There is also Tennessee's own department of the environment: http://www.tennessee.gov/environment/article/efo-nashville

And even the Mayor of Nashville is pushing to make Nashville the "Greenest City in America". But the problems she faces have mostly to do with policy.

So dig into local politics. Champion issues that support the Mayor's mission. Work with local orgs to get people to vote for good policy changes, that will help the Mayor make things happen.

Climate change is a problem with a thousand facets. Creating another poorly funded think tank web site to spew a bunch of words out, is simply going to take that money from other orgs that can do that work better already.

So get out there. Get stuck in. Try and schedule a meeting with the Mayor. Follow and read ALL of the links in that article about the Mayor's plans, and get up to speed on what needs to happen in the local political scene.
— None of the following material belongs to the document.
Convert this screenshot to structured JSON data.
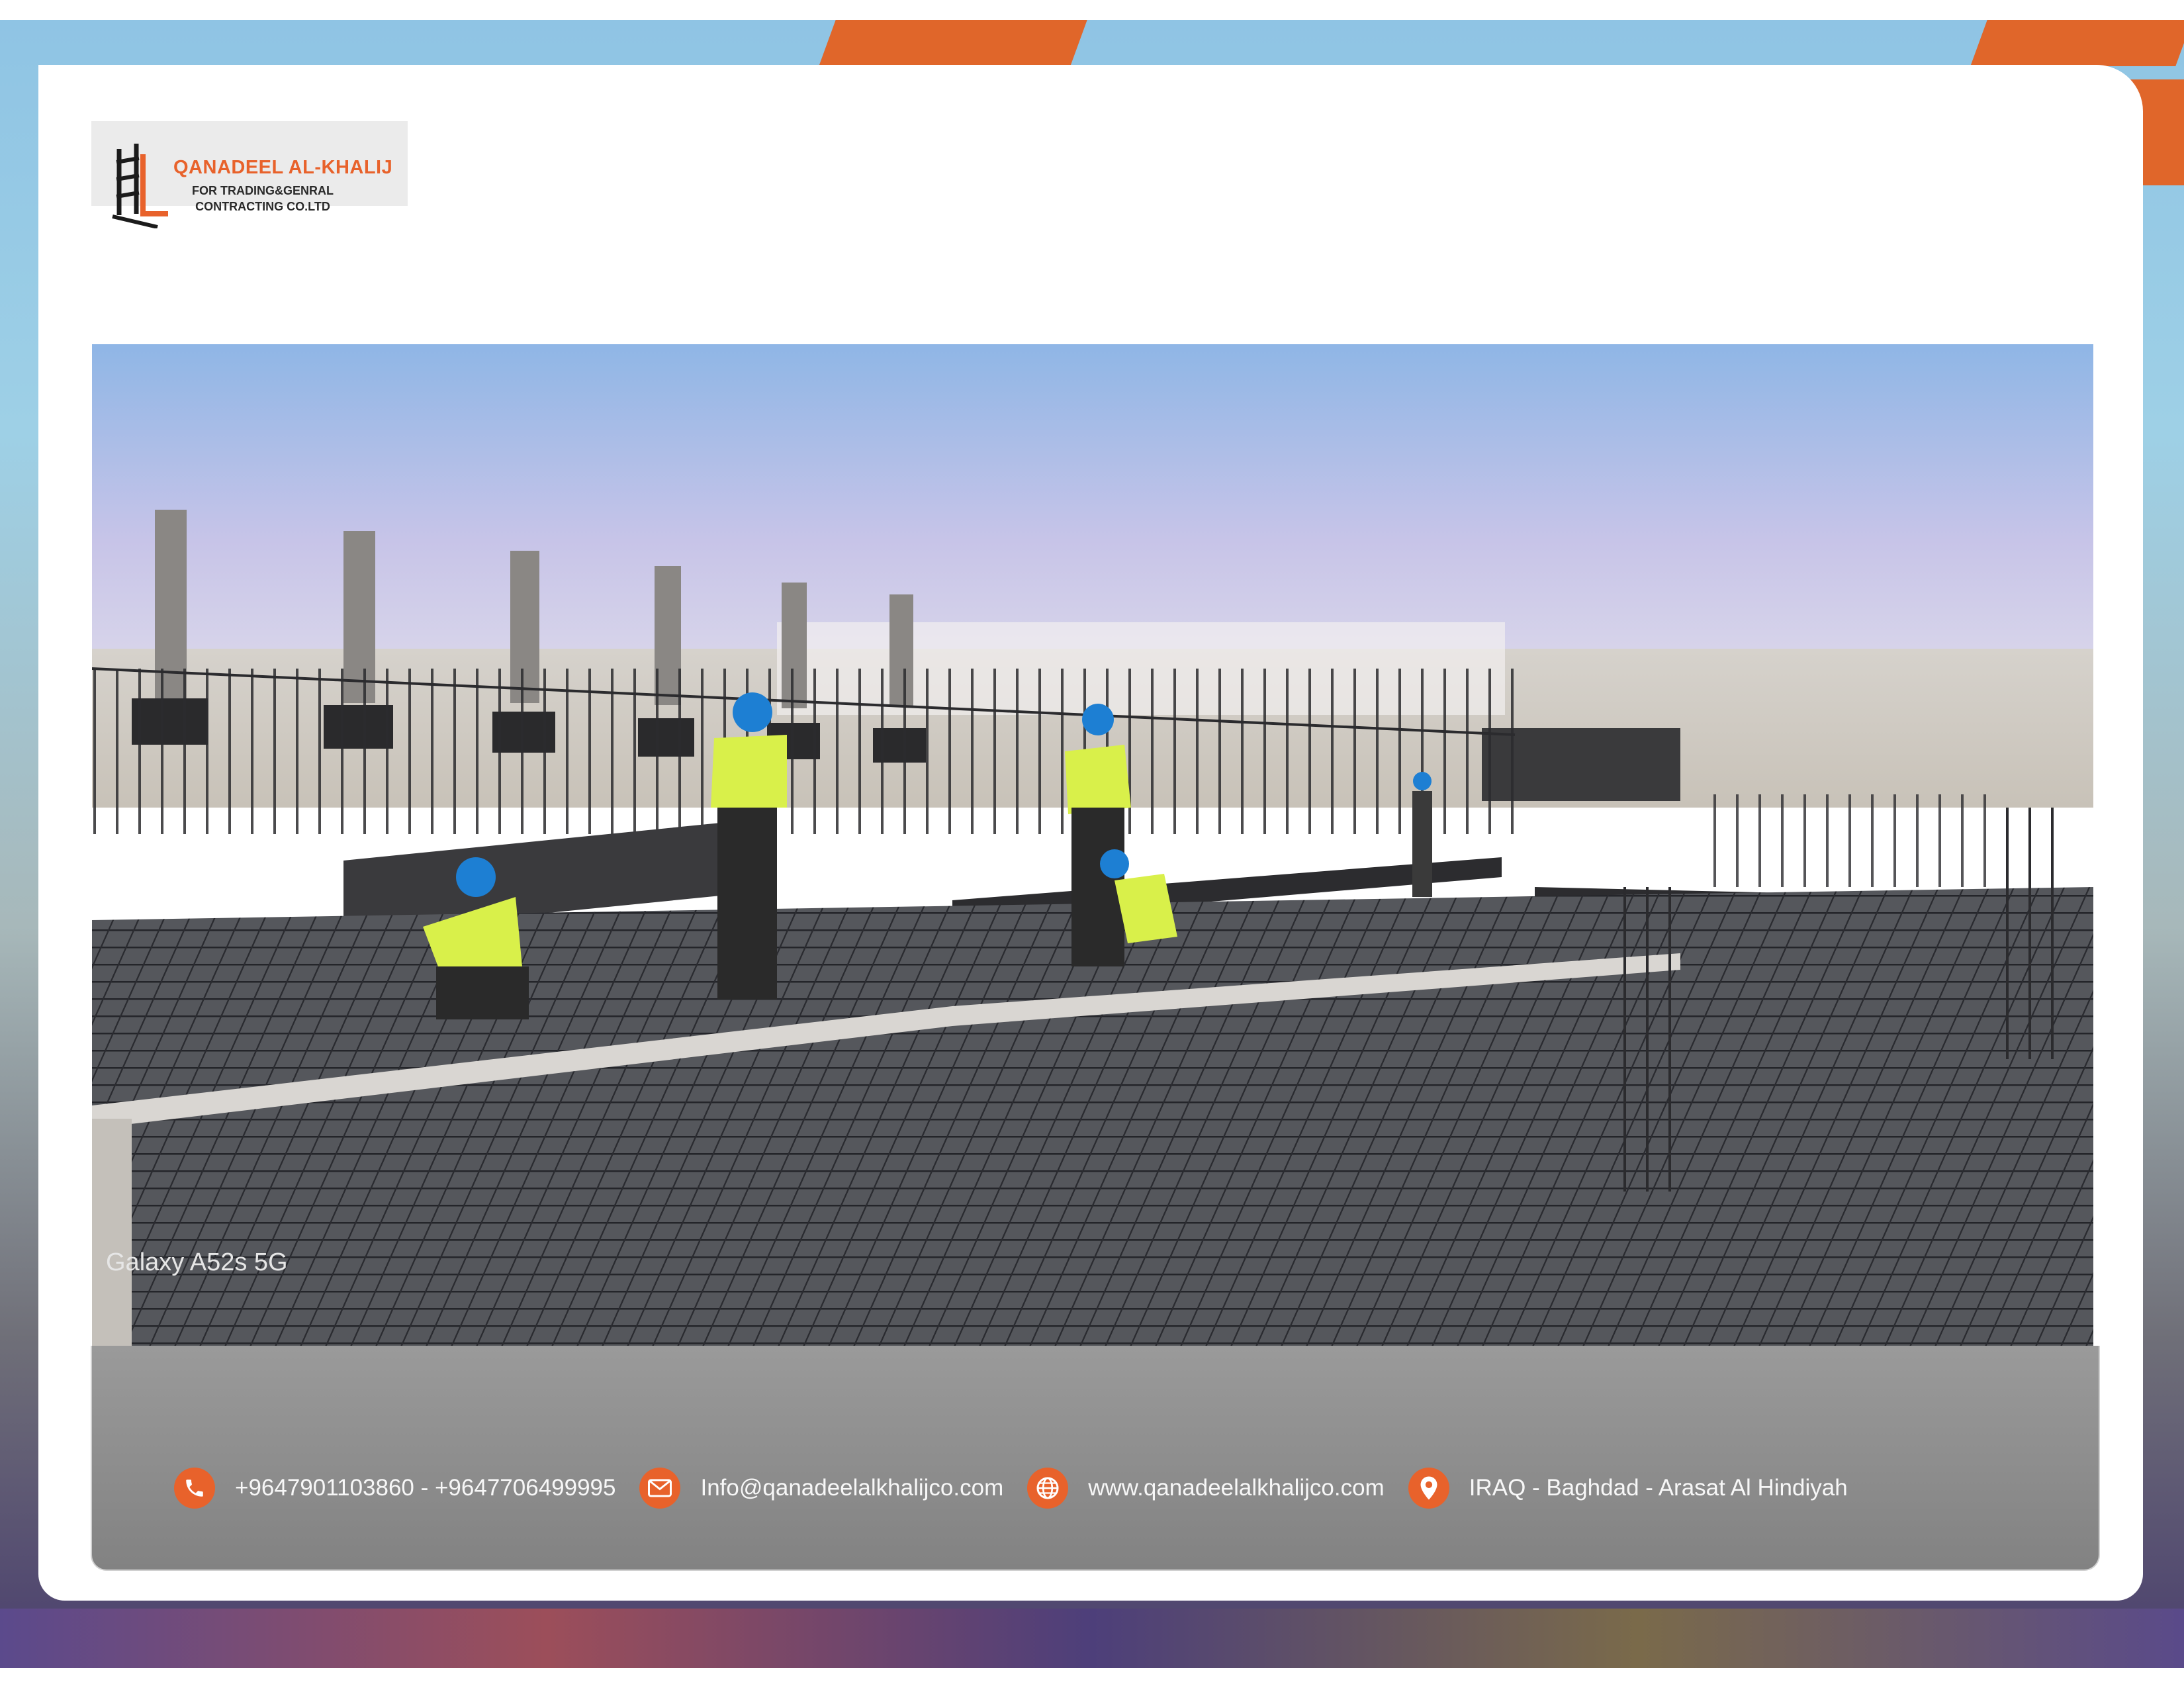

Because, in the end, legislation and policies are not written from scratch. They are edited versions of other policies that were successfully implemented elsewhere. If you get a good policy passed in Nashville, you can share it with other environmental policy leaders in other cities and states, and get them to implement it as well. Bit by bit, the ship turns, and you have your hand on the tiller...


posted by fallingsaucer: 30 days ago